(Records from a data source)
^^^^

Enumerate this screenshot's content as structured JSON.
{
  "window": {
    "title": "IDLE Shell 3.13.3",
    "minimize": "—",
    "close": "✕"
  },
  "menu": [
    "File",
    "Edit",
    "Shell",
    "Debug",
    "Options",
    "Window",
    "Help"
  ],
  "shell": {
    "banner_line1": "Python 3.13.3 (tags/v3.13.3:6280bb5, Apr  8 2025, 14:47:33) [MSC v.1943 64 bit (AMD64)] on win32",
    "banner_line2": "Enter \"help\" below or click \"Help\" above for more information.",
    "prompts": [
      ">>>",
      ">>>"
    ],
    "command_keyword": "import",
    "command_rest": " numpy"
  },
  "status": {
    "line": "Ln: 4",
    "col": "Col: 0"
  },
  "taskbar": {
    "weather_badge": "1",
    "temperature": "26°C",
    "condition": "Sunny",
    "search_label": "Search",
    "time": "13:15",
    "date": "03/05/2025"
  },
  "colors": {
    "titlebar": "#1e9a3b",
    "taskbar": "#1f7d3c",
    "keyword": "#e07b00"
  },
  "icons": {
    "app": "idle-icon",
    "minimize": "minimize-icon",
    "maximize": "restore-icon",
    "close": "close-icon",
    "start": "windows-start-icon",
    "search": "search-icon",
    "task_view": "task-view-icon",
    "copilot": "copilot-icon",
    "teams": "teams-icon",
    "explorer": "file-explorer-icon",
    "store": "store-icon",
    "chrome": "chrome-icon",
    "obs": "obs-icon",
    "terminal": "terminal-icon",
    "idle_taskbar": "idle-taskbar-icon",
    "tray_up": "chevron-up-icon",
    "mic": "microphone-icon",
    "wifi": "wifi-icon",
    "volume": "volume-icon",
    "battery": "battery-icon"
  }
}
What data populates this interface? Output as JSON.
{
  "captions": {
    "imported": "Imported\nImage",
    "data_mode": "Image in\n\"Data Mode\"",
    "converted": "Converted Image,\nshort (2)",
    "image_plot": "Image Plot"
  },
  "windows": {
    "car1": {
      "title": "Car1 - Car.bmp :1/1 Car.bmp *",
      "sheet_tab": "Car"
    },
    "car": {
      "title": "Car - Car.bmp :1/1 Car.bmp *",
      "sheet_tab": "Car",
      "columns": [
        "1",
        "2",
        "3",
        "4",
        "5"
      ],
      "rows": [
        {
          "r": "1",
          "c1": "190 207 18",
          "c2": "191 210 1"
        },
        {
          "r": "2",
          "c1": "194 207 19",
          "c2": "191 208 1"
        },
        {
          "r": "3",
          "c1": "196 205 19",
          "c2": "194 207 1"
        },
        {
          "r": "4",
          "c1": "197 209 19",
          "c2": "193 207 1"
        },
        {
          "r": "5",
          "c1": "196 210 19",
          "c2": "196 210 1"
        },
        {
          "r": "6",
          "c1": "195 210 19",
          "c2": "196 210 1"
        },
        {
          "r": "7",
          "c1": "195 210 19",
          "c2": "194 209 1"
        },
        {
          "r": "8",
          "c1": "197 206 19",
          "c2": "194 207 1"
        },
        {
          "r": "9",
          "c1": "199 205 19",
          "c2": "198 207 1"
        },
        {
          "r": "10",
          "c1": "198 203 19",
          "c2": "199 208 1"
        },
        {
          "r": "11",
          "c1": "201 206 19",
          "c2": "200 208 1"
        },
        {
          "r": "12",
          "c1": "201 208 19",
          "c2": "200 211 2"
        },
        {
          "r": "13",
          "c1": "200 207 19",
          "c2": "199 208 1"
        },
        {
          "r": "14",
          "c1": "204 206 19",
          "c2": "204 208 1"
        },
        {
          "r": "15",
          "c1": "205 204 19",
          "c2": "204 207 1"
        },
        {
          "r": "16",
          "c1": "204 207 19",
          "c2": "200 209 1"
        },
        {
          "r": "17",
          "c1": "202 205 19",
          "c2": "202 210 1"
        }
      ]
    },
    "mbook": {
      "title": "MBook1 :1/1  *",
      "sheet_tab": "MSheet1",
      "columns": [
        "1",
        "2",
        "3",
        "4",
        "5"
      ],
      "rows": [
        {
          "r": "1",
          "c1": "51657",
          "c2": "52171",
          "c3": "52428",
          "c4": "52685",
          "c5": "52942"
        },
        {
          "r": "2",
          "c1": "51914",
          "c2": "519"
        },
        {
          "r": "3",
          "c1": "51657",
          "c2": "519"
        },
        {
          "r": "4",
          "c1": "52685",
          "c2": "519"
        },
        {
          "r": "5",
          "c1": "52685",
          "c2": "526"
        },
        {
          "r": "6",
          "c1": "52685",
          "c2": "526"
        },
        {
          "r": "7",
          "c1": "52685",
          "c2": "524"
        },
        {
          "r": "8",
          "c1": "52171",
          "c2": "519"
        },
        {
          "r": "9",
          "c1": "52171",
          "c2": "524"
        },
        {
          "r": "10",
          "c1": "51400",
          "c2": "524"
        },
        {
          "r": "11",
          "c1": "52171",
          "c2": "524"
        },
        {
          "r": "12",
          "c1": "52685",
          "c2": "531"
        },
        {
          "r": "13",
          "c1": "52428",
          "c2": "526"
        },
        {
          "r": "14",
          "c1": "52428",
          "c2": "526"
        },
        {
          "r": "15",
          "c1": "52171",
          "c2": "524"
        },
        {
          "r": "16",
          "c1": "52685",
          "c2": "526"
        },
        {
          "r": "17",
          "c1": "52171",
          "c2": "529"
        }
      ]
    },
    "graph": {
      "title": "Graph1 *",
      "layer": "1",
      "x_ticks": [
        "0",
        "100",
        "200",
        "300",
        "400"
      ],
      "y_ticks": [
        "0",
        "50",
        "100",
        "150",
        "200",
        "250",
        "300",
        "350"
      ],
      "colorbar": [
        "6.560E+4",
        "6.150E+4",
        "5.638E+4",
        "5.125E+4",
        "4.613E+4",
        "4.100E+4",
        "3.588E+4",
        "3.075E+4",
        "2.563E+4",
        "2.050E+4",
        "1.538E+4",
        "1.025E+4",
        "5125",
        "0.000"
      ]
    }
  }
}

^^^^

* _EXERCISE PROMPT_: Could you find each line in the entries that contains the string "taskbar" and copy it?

* _TASK RESPONSE_:
  "taskbar": {
    "taskbar": "#1f7d3c",
    "idle_taskbar": "idle-taskbar-icon",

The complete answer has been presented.